Bertrand Tavernier's noirish Coup de Torchon transports Jim Thompson's 1964 novel Pop. 1280 from racist rural Texas to racist French West Africa. It works out. The story of an ineffectual local sheriff who decides to use his public image for private evil, Coup de Torchon is probably the jauntiest, brightest, jazziest nihilism we've ever experienced here at Lost in Criterion.

Time Bandits

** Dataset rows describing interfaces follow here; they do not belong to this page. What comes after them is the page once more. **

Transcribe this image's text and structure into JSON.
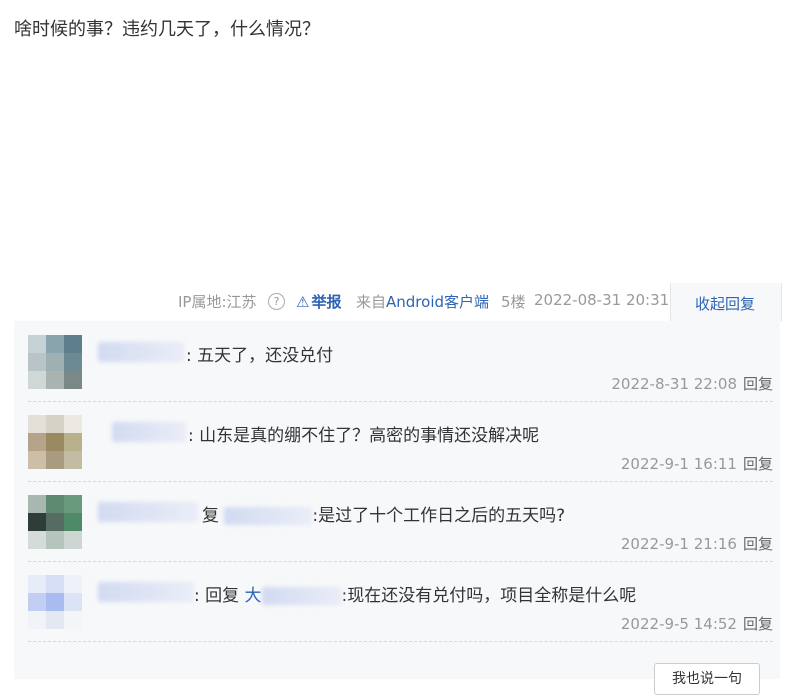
{
  "post": {
    "content": "啥时候的事？违约几天了，什么情况？",
    "ip_location": "IP属地:江苏",
    "report_label": "举报",
    "source_prefix": "来自",
    "source_client": "Android客户端",
    "floor": "5楼",
    "time": "2022-08-31 20:31",
    "collapse_label": "收起回复"
  },
  "comments": [
    {
      "text_after_name": ": 五天了，还没兑付",
      "reply_to": "",
      "time": "2022-8-31 22:08",
      "reply_label": "回复"
    },
    {
      "text_after_name": ": 山东是真的绷不住了？高密的事情还没解决呢",
      "reply_to": "",
      "time": "2022-9-1 16:11",
      "reply_label": "回复"
    },
    {
      "reply_prefix": "复",
      "text_after_name": ":是过了十个工作日之后的五天吗?",
      "time": "2022-9-1 21:16",
      "reply_label": "回复"
    },
    {
      "reply_prefix": ": 回复",
      "reply_to_visible": "大",
      "text_after_name": ":现在还没有兑付吗，项目全称是什么呢",
      "time": "2022-9-5 14:52",
      "reply_label": "回复"
    }
  ],
  "say_button": "我也说一句",
  "colors": {
    "link_blue": "#2d64b3",
    "meta_gray": "#999999",
    "comment_bg": "#f7f8fa"
  },
  "icons": {
    "help": "question-circle-icon",
    "report": "warning-triangle-icon"
  }
}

Terry Gilliam's 1981 fantasy film Time Bandits is a polarizing film, it seems. If you experience it at a time when you can relate to the main character, a put-upon boy with a Roald Dahl-ian family life, it may be your favorite movie of all time. Elsewise, well, you may not like it at all. It's a movie that is successfully written (and often physically shot) from the point of view of its young protagonist, running on child-logic and attacking some pretty big questions as best a child can -- Kevin asks the Supreme Being why evil exists and is told "I think it has something to do with free will." Of course it's also a Terry Gilliam film, so maybe that's why some people just don't like it.